BP LNG Project Seeks Alternatives After U.S. Court Decision

HOUSTON, April 4, 2008 (Dow Jones Newswires)

BP PLC will explore alternative plans to build a liquefied natural gas plant in New Jersey, including re-routing a 2,000-foot-long dock to avoid Delaware waters after the U.S. Supreme Court ruled in favor of the state's right to block the project.

The Supreme Court Monday gave Delaware the right to decide what is built in the waters surrounding a 12-mile circle around New Castle, Del., which extends into New Jersey's side of the Delaware River.

The decision thwarted the Anglo oil-and-gas major's plans to build a gas import terminal which would need a long dock to allow large tankers carrying the super-cooled fuel to discharge their cargo.

In 2005, New Jersey requested the high court hear its case against Delaware after it denied BP permits to build the dock citing infringement of the state's Coastal Zone Act.

"With that decision in hand we will be redoubling our efforts in evaluating alternatives to a pier in Delaware state waters," said Tom Mueller, a BP spokesman. "We have a variety of options we are exploring."

The case surrounded a more than 100-year-old covenant in which England gave Delaware the water rights within the 12-mile circle of New Castle. The state of New Jersey argued that it had the right to build since the project initiated from its side of the river.

The proposed Crown Landing terminal, to be located near Logan Township, N.J., would be able to receive imports of up to 1.2 billion cubic feet of gas a day, enough to fuel around 5 million homes.

The chosen site was the least environmentally disruptive, Mueller said, and had good access to a gas transmission pipeline grid.

BP said it won't abandon plans to build the project, though alternatives could mean moving the entire site to another location, possibly disturbing wetlands. The company might also have to consider building a new pipeline to link the gas terminal to the pipeline grid.

The court decision comes at a time when U.S. LNG imports are in decline as demand for the fuel rises for household heating and electricity generation, especially in the densely-populated U.S. Northeast.

"We see a need for a project like this in this market area," Mueller said. "Our intent is to continue pushing forward with the project."

BP has no timeframe for the project construction and said only it is "focused on evaluating alternatives to the current pier location/configuration and that analysis will drive our forward timeline."

The original timeframe was to have Crown Landing operational in 2009.

Other projects have faced similar challenges.
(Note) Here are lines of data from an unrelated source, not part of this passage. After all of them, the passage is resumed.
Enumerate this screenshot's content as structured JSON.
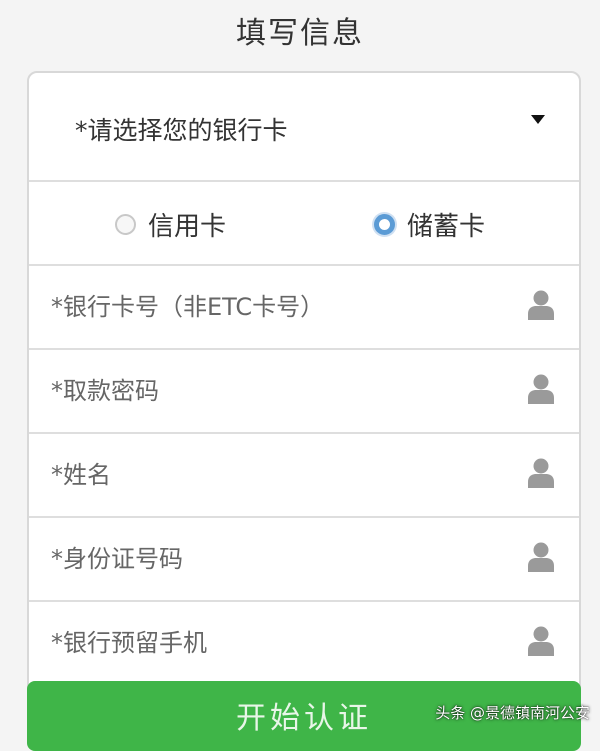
{
  "header": {
    "title": "填写信息"
  },
  "bank_select": {
    "label": "*请选择您的银行卡"
  },
  "card_type": {
    "options": [
      {
        "label": "信用卡",
        "checked": false
      },
      {
        "label": "储蓄卡",
        "checked": true
      }
    ]
  },
  "fields": [
    {
      "placeholder": "*银行卡号（非ETC卡号）",
      "value": "",
      "icon": "person-icon"
    },
    {
      "placeholder": "*取款密码",
      "value": "",
      "icon": "person-icon"
    },
    {
      "placeholder": "*姓名",
      "value": "",
      "icon": "person-icon"
    },
    {
      "placeholder": "*身份证号码",
      "value": "",
      "icon": "person-icon"
    },
    {
      "placeholder": "*银行预留手机",
      "value": "",
      "icon": "person-icon"
    }
  ],
  "submit": {
    "label": "开始认证"
  },
  "watermark": {
    "text": "头条 @景德镇南河公安"
  },
  "colors": {
    "accent": "#3fb548",
    "radio_checked": "#5b9bd5",
    "icon_gray": "#9a9a9a",
    "border": "#d8d8d8"
  }
}
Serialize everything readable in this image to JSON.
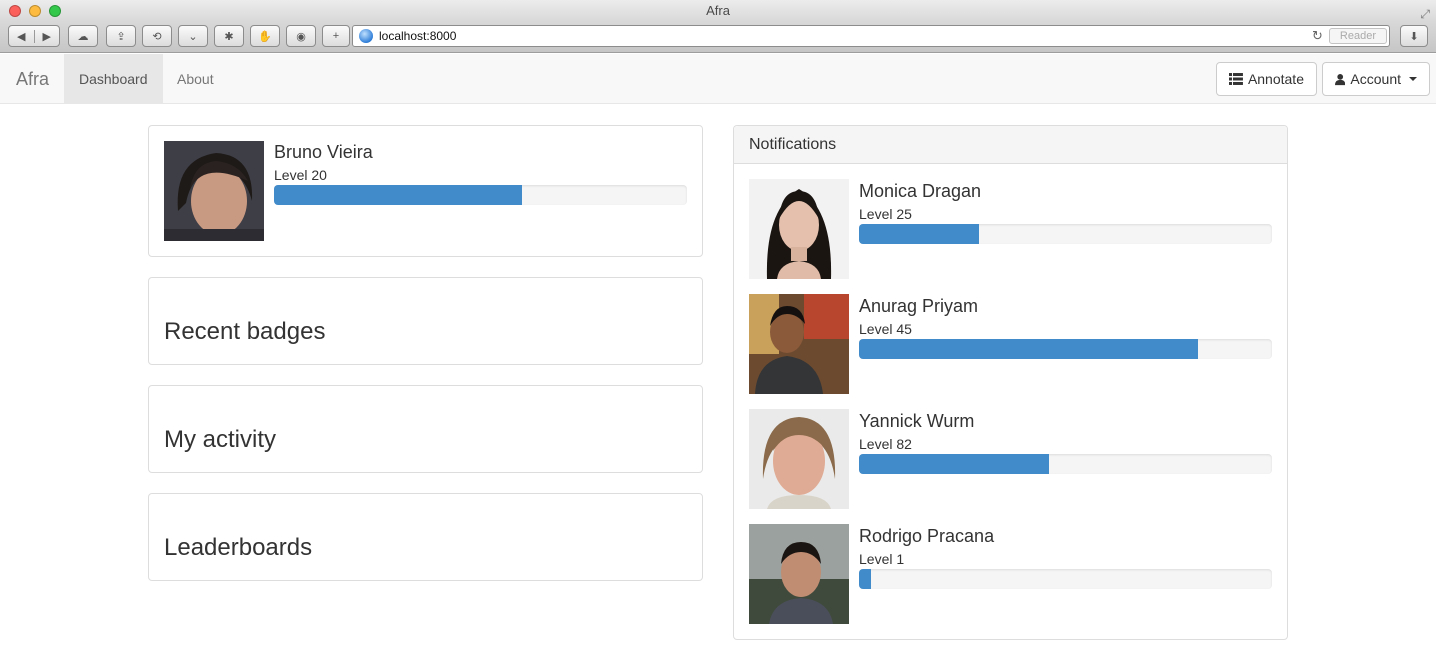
{
  "window": {
    "title": "Afra"
  },
  "browser": {
    "url": "localhost:8000",
    "reader_label": "Reader",
    "toolbar_icons": [
      "back-icon",
      "forward-icon",
      "icloud-icon",
      "share-icon",
      "history-icon",
      "pocket-icon",
      "puzzle-icon",
      "hand-icon",
      "shield-icon",
      "new-tab-icon",
      "reload-icon",
      "download-icon"
    ]
  },
  "navbar": {
    "brand": "Afra",
    "links": [
      {
        "label": "Dashboard",
        "active": true
      },
      {
        "label": "About",
        "active": false
      }
    ],
    "annotate_label": "Annotate",
    "account_label": "Account"
  },
  "profile": {
    "name": "Bruno Vieira",
    "level_text": "Level 20",
    "progress": 0.6
  },
  "sections": {
    "recent_badges": "Recent badges",
    "my_activity": "My activity",
    "leaderboards": "Leaderboards"
  },
  "notifications": {
    "heading": "Notifications",
    "items": [
      {
        "name": "Monica Dragan",
        "level_text": "Level 25",
        "progress": 0.29
      },
      {
        "name": "Anurag Priyam",
        "level_text": "Level 45",
        "progress": 0.82
      },
      {
        "name": "Yannick Wurm",
        "level_text": "Level 82",
        "progress": 0.46
      },
      {
        "name": "Rodrigo Pracana",
        "level_text": "Level 1",
        "progress": 0.03
      }
    ]
  },
  "colors": {
    "progress_fill": "#428bca",
    "progress_track": "#f5f5f5",
    "navbar_bg": "#f8f8f8",
    "active_tab": "#e7e7e7"
  }
}
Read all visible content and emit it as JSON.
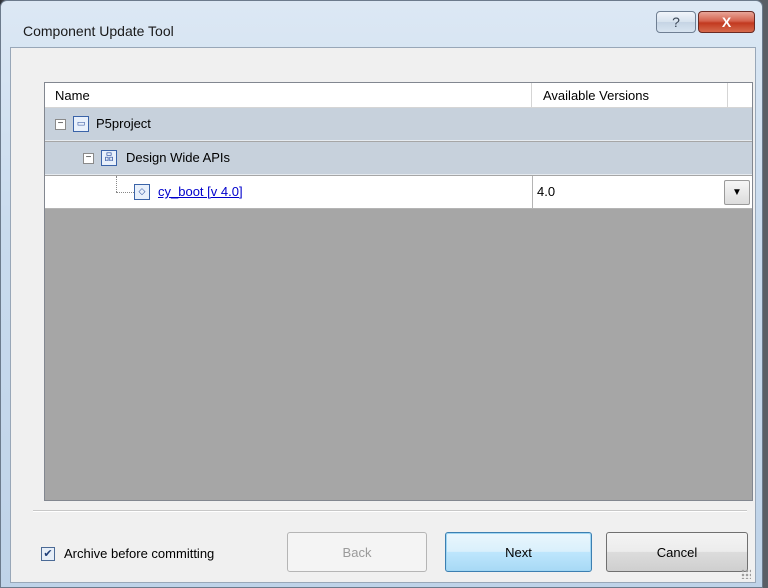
{
  "window": {
    "title": "Component Update Tool",
    "help_label": "?",
    "close_label": "X"
  },
  "list": {
    "columns": [
      "Name",
      "Available Versions"
    ],
    "rows": [
      {
        "label": "P5project",
        "expander": "−",
        "icon": "project-icon"
      },
      {
        "label": "Design Wide APIs",
        "expander": "−",
        "icon": "schematic-icon"
      },
      {
        "label": "cy_boot [v 4.0]",
        "icon": "component-icon",
        "version": "4.0"
      }
    ],
    "dropdown_arrow": "▼"
  },
  "footer": {
    "archive_label": "Archive before committing",
    "archive_checked": true,
    "back_label": "Back",
    "next_label": "Next",
    "cancel_label": "Cancel"
  }
}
Weaver's Cove LNG, a joint venture between Hess Corp. and Poten & Partners, has been mired in legal battles with the state of Massachusetts to obtain permits for the project.

HOUSTON, April 4, 2008 (Dow Jones Newswires)